### EXERCISE:
Could you give the entries again, exactly as written?

+-------+

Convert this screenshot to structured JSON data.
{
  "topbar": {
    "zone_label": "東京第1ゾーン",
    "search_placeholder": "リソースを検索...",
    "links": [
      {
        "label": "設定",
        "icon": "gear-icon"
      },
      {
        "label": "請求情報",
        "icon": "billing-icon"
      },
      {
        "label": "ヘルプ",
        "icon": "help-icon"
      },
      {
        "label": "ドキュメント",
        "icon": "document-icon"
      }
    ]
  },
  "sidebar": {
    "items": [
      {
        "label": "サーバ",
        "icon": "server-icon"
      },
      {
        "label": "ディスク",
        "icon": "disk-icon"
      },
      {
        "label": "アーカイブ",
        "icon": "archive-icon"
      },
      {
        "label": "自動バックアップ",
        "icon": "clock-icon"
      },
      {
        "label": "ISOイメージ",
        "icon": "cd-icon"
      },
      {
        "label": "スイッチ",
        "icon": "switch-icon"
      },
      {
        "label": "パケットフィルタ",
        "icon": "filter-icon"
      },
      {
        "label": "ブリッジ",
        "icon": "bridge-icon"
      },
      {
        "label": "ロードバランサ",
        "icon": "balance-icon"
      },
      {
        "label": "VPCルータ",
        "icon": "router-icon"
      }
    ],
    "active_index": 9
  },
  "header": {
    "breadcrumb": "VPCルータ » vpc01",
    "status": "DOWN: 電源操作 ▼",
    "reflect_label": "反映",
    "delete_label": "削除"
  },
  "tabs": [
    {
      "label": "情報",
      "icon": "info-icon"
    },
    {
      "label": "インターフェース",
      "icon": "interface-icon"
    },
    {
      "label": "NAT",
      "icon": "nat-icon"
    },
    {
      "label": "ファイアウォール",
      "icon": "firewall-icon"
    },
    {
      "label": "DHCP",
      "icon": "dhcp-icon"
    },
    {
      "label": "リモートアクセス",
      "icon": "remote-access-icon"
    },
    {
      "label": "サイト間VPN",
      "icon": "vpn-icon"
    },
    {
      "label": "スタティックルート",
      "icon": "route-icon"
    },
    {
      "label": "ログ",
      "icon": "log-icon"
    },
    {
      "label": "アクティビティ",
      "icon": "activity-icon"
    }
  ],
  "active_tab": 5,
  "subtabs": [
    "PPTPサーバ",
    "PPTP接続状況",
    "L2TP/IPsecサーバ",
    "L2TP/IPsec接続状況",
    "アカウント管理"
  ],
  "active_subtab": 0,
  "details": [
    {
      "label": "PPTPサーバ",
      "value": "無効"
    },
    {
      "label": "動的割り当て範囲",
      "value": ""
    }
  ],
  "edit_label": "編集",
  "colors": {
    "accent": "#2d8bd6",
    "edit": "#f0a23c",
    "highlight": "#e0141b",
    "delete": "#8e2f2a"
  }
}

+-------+

### TASK RESULT:
Convert this screenshot to structured JSON data.
{
  "topbar": {
    "zone_label": "東京第1ゾーン",
    "search_placeholder": "リソースを検索...",
    "links": [
      {
        "label": "設定",
        "icon": "gear-icon"
      },
      {
        "label": "請求情報",
        "icon": "billing-icon"
      },
      {
        "label": "ヘルプ",
        "icon": "help-icon"
      },
      {
        "label": "ドキュメント",
        "icon": "document-icon"
      }
    ]
  },
  "sidebar": {
    "items": [
      {
        "label": "サーバ",
        "icon": "server-icon"
      },
      {
        "label": "ディスク",
        "icon": "disk-icon"
      },
      {
        "label": "アーカイブ",
        "icon": "archive-icon"
      },
      {
        "label": "自動バックアップ",
        "icon": "clock-icon"
      },
      {
        "label": "ISOイメージ",
        "icon": "cd-icon"
      },
      {
        "label": "スイッチ",
        "icon": "switch-icon"
      },
      {
        "label": "パケットフィルタ",
        "icon": "filter-icon"
      },
      {
        "label": "ブリッジ",
        "icon": "bridge-icon"
      },
      {
        "label": "ロードバランサ",
        "icon": "balance-icon"
      },
      {
        "label": "VPCルータ",
        "icon": "router-icon"
      }
    ],
    "active_index": 9
  },
  "header": {
    "breadcrumb": "VPCルータ » vpc01",
    "status": "DOWN: 電源操作 ▼",
    "reflect_label": "反映",
    "delete_label": "削除"
  },
  "tabs": [
    {
      "label": "情報",
      "icon": "info-icon"
    },
    {
      "label": "インターフェース",
      "icon": "interface-icon"
    },
    {
      "label": "NAT",
      "icon": "nat-icon"
    },
    {
      "label": "ファイアウォール",
      "icon": "firewall-icon"
    },
    {
      "label": "DHCP",
      "icon": "dhcp-icon"
    },
    {
      "label": "リモートアクセス",
      "icon": "remote-access-icon"
    },
    {
      "label": "サイト間VPN",
      "icon": "vpn-icon"
    },
    {
      "label": "スタティックルート",
      "icon": "route-icon"
    },
    {
      "label": "ログ",
      "icon": "log-icon"
    },
    {
      "label": "アクティビティ",
      "icon": "activity-icon"
    }
  ],
  "active_tab": 5,
  "subtabs": [
    "PPTPサーバ",
    "PPTP接続状況",
    "L2TP/IPsecサーバ",
    "L2TP/IPsec接続状況",
    "アカウント管理"
  ],
  "active_subtab": 0,
  "details": [
    {
      "label": "PPTPサーバ",
      "value": "無効"
    },
    {
      "label": "動的割り当て範囲",
      "value": ""
    }
  ],
  "edit_label": "編集",
  "colors": {
    "accent": "#2d8bd6",
    "edit": "#f0a23c",
    "highlight": "#e0141b",
    "delete": "#8e2f2a"
  }
}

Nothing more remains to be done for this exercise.